DATA FOR PROCESSING:
»»

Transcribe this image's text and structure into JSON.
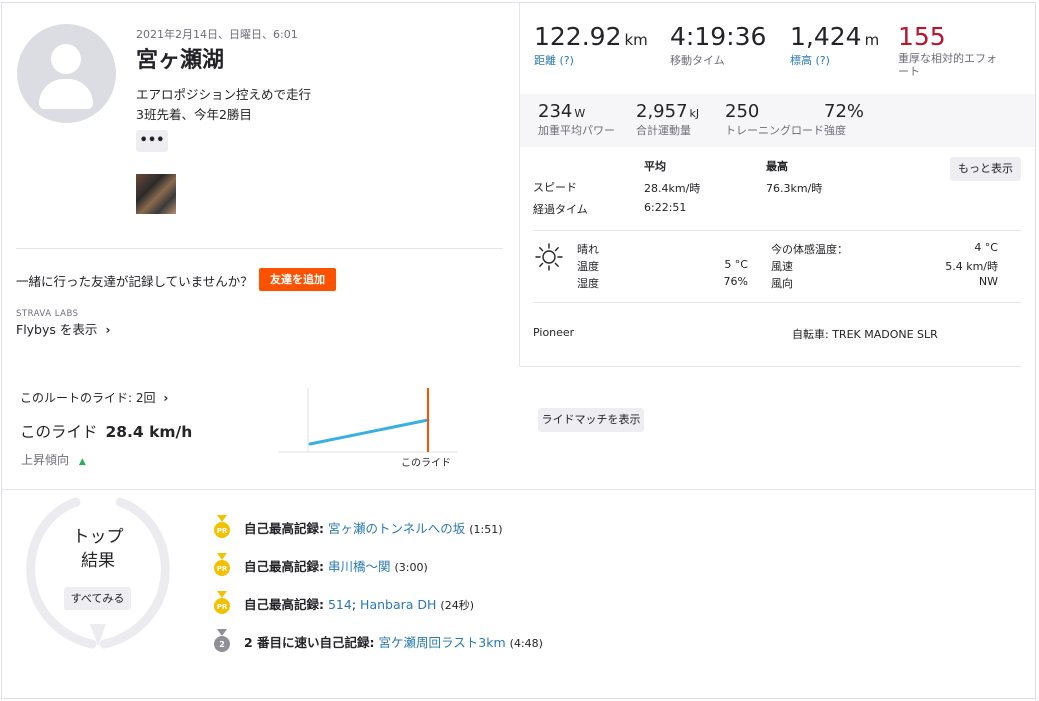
{
  "activity": {
    "date": "2021年2月14日、日曜日、6:01",
    "title": "宮ヶ瀬湖",
    "description_line1": "エアロポジション控えめで走行",
    "description_line2": "3班先着、今年2勝目",
    "more_button": "•••"
  },
  "friends": {
    "prompt": "一緒に行った友達が記録していませんか？",
    "add_button": "友達を追加",
    "labs_label": "STRAVA LABS",
    "flybys_link": "Flybys を表示"
  },
  "stats_primary": [
    {
      "value": "122.92",
      "unit": "km",
      "label": "距離",
      "help": "(?)"
    },
    {
      "value": "4:19:36",
      "unit": "",
      "label": "移動タイム",
      "help": ""
    },
    {
      "value": "1,424",
      "unit": "m",
      "label": "標高",
      "help": "(?)"
    },
    {
      "value": "155",
      "unit": "",
      "label_line1": "重厚な相対的エフォ",
      "label_line2": "ート"
    }
  ],
  "stats_secondary": [
    {
      "value": "234",
      "unit": "W",
      "label": "加重平均パワー"
    },
    {
      "value": "2,957",
      "unit": "kJ",
      "label": "合計運動量"
    },
    {
      "value": "250",
      "unit": "",
      "label": "トレーニングロード"
    },
    {
      "value": "72%",
      "unit": "",
      "label": "強度"
    }
  ],
  "speed_table": {
    "col_avg": "平均",
    "col_max": "最高",
    "more_button": "もっと表示",
    "speed_label": "スピード",
    "speed_avg": "28.4km/時",
    "speed_max": "76.3km/時",
    "elapsed_label": "経過タイム",
    "elapsed_avg": "6:22:51"
  },
  "weather": {
    "condition": "晴れ",
    "temp_label": "温度",
    "temp_value": "5 °C",
    "humidity_label": "湿度",
    "humidity_value": "76%",
    "feels_label": "今の体感温度：",
    "feels_value": "4 °C",
    "wind_speed_label": "風速",
    "wind_speed_value": "5.4 km/時",
    "wind_dir_label": "風向",
    "wind_dir_value": "NW"
  },
  "devices": {
    "device": "Pioneer",
    "bike": "自転車: TREK MADONE SLR"
  },
  "route": {
    "rides_label": "このルートのライド: 2回",
    "this_ride_prefix": "このライド",
    "this_ride_speed": "28.4 km/h",
    "trend_label": "上昇傾向",
    "chart_marker_label": "このライド",
    "match_button": "ライドマッチを表示"
  },
  "chart_data": {
    "type": "line",
    "series": [
      {
        "values": [
          1,
          2
        ]
      }
    ],
    "marker": "このライド"
  },
  "top_results": {
    "title_line1": "トップ",
    "title_line2": "結果",
    "see_all_button": "すべてみる",
    "items": [
      {
        "badge": "PR",
        "kind": "自己最高記録:",
        "segment": "宮ヶ瀬のトンネルへの坂",
        "time": "(1:51)"
      },
      {
        "badge": "PR",
        "kind": "自己最高記録:",
        "segment": "串川橋～関",
        "time": "(3:00)"
      },
      {
        "badge": "PR",
        "kind": "自己最高記録:",
        "segment_a": "514",
        "sep": ";",
        "segment_b": "Hanbara DH",
        "time": "(24秒)"
      },
      {
        "badge": "2",
        "kind": "2 番目に速い自己記録:",
        "segment": "宮ケ瀬周回ラスト3km",
        "time": "(4:48)"
      }
    ]
  },
  "colors": {
    "brand": "#fc5200",
    "link": "#2a7ab0",
    "effort_red": "#b4182e",
    "medal_gold": "#f2c200",
    "medal_silver": "#8f8f96",
    "chart_line": "#3ab0e2",
    "chart_marker": "#fc5200",
    "trend_up": "#27ae60"
  }
}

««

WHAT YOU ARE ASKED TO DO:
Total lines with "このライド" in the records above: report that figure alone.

SOLUTION:
3